Go Back View All Courses

[Past Event] Japan and the U.S.: The Past is Present | Ryan Ranch

Please Note:
A membership is required to enroll in this course.
View membership options

Course Description:

Sept. 12: Japan's Pacific War

Many Americans understand the origins of World War II with the Japanese military's attack on Pearl Harbor. From a Japanese historical perspective, however, the war in the Pacific has a much longer and more complicated origin. In this session we learn about the wider understandings of the Pacific War. Our focus will be less on military history, and more on culturally contingent understandings of the conflict.

Oct. 26: Japan Rearmed

For the last 80 years, U.S. bases have been a persistent fixture across much of Japan’s landscape, particularly in Okinawa. Join us as we examine the cultural, political and historical implications of this legacy, and how the U.S. military and Japanese Self-Defense Forces conflict with Japan’s “peace constitution.” Both of these sessions will help us better understand how this history informs the current military and political tension surrounding the Korean Peninsula, Taiwan and China.


Tuition: $30.00

Additional Fees: $0.00

Register for this Class


Tuesday, Sept. 12; Thursday, Oct. 26 *10:00 - 11:30 am* (2 sessions)


Course will be presented live at CSUMB Ryan Ranch (8 Upper Ragsdale Road, Monterey) and will NOT be recorded or available for viewing later. Seats are limited.


Dustin Wright, Ph.D., is a historian, associate professor of Japanese Culture and Language, and chair of the Department of World Languages and Cultures at CSUMB. He is an associate director of the Okinawa Memories Initiative, director of the newly established Global Base Studies Project, and a fellow at Rikkyo University’s Research Center for Cooperative Civil Studies in Tokyo.
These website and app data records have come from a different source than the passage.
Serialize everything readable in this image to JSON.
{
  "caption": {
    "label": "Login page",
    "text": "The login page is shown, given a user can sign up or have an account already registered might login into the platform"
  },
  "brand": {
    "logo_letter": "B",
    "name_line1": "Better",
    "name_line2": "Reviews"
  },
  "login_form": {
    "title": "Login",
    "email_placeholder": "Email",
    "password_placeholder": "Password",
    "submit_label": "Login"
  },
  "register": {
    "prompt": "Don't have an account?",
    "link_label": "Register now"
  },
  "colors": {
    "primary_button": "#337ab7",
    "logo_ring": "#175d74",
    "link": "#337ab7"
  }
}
He is currently completing a book on the history of anti-base protest in Japan.